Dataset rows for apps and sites
▶

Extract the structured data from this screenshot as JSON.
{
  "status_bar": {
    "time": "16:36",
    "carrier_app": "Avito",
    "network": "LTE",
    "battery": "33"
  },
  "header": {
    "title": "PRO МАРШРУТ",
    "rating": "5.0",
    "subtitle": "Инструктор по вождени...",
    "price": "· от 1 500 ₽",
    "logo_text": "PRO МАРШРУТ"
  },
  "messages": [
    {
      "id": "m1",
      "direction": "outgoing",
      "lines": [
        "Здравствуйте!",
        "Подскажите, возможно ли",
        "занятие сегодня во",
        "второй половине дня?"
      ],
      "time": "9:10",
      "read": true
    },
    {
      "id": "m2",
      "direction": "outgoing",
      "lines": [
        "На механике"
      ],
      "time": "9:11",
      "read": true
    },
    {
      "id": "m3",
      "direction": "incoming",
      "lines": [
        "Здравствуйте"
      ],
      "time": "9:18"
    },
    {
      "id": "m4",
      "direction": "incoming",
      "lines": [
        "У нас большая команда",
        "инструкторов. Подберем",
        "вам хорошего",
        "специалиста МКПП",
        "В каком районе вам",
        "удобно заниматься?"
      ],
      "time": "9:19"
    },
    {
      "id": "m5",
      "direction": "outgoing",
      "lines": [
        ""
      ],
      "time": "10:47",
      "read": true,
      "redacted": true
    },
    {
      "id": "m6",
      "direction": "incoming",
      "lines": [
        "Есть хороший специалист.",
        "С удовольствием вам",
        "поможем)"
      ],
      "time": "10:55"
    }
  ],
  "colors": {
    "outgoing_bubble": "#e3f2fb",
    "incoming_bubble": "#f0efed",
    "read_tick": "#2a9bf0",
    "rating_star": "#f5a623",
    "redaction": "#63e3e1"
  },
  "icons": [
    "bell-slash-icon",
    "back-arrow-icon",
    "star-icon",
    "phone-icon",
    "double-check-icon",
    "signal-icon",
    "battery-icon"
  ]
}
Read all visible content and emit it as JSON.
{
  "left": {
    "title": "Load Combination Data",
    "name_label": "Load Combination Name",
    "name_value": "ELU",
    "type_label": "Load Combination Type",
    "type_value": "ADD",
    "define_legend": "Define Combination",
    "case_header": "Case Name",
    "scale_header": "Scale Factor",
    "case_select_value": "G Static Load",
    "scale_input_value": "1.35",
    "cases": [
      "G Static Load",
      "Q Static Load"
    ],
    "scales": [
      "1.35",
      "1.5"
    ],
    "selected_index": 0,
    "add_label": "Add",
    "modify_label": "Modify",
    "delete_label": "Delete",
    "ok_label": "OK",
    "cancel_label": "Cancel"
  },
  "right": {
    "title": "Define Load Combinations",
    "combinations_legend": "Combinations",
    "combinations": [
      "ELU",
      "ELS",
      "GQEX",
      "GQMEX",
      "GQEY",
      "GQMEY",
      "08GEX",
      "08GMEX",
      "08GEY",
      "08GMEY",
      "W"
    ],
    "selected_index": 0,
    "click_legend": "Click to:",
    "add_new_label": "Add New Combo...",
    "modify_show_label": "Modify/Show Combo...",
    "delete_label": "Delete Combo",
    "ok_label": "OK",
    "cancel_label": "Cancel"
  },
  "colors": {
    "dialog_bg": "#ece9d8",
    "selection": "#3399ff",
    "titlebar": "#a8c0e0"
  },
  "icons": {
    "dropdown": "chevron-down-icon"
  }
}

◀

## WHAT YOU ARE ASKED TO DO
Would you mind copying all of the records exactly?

## EXERCISE RESPONSE
Extract the structured data from this screenshot as JSON.
{
  "status_bar": {
    "time": "16:36",
    "carrier_app": "Avito",
    "network": "LTE",
    "battery": "33"
  },
  "header": {
    "title": "PRO МАРШРУТ",
    "rating": "5.0",
    "subtitle": "Инструктор по вождени...",
    "price": "· от 1 500 ₽",
    "logo_text": "PRO МАРШРУТ"
  },
  "messages": [
    {
      "id": "m1",
      "direction": "outgoing",
      "lines": [
        "Здравствуйте!",
        "Подскажите, возможно ли",
        "занятие сегодня во",
        "второй половине дня?"
      ],
      "time": "9:10",
      "read": true
    },
    {
      "id": "m2",
      "direction": "outgoing",
      "lines": [
        "На механике"
      ],
      "time": "9:11",
      "read": true
    },
    {
      "id": "m3",
      "direction": "incoming",
      "lines": [
        "Здравствуйте"
      ],
      "time": "9:18"
    },
    {
      "id": "m4",
      "direction": "incoming",
      "lines": [
        "У нас большая команда",
        "инструкторов. Подберем",
        "вам хорошего",
        "специалиста МКПП",
        "В каком районе вам",
        "удобно заниматься?"
      ],
      "time": "9:19"
    },
    {
      "id": "m5",
      "direction": "outgoing",
      "lines": [
        ""
      ],
      "time": "10:47",
      "read": true,
      "redacted": true
    },
    {
      "id": "m6",
      "direction": "incoming",
      "lines": [
        "Есть хороший специалист.",
        "С удовольствием вам",
        "поможем)"
      ],
      "time": "10:55"
    }
  ],
  "colors": {
    "outgoing_bubble": "#e3f2fb",
    "incoming_bubble": "#f0efed",
    "read_tick": "#2a9bf0",
    "rating_star": "#f5a623",
    "redaction": "#63e3e1"
  },
  "icons": [
    "bell-slash-icon",
    "back-arrow-icon",
    "star-icon",
    "phone-icon",
    "double-check-icon",
    "signal-icon",
    "battery-icon"
  ]
}
Read all visible content and emit it as JSON.
{
  "left": {
    "title": "Load Combination Data",
    "name_label": "Load Combination Name",
    "name_value": "ELU",
    "type_label": "Load Combination Type",
    "type_value": "ADD",
    "define_legend": "Define Combination",
    "case_header": "Case Name",
    "scale_header": "Scale Factor",
    "case_select_value": "G Static Load",
    "scale_input_value": "1.35",
    "cases": [
      "G Static Load",
      "Q Static Load"
    ],
    "scales": [
      "1.35",
      "1.5"
    ],
    "selected_index": 0,
    "add_label": "Add",
    "modify_label": "Modify",
    "delete_label": "Delete",
    "ok_label": "OK",
    "cancel_label": "Cancel"
  },
  "right": {
    "title": "Define Load Combinations",
    "combinations_legend": "Combinations",
    "combinations": [
      "ELU",
      "ELS",
      "GQEX",
      "GQMEX",
      "GQEY",
      "GQMEY",
      "08GEX",
      "08GMEX",
      "08GEY",
      "08GMEY",
      "W"
    ],
    "selected_index": 0,
    "click_legend": "Click to:",
    "add_new_label": "Add New Combo...",
    "modify_show_label": "Modify/Show Combo...",
    "delete_label": "Delete Combo",
    "ok_label": "OK",
    "cancel_label": "Cancel"
  },
  "colors": {
    "dialog_bg": "#ece9d8",
    "selection": "#3399ff",
    "titlebar": "#a8c0e0"
  },
  "icons": {
    "dropdown": "chevron-down-icon"
  }
}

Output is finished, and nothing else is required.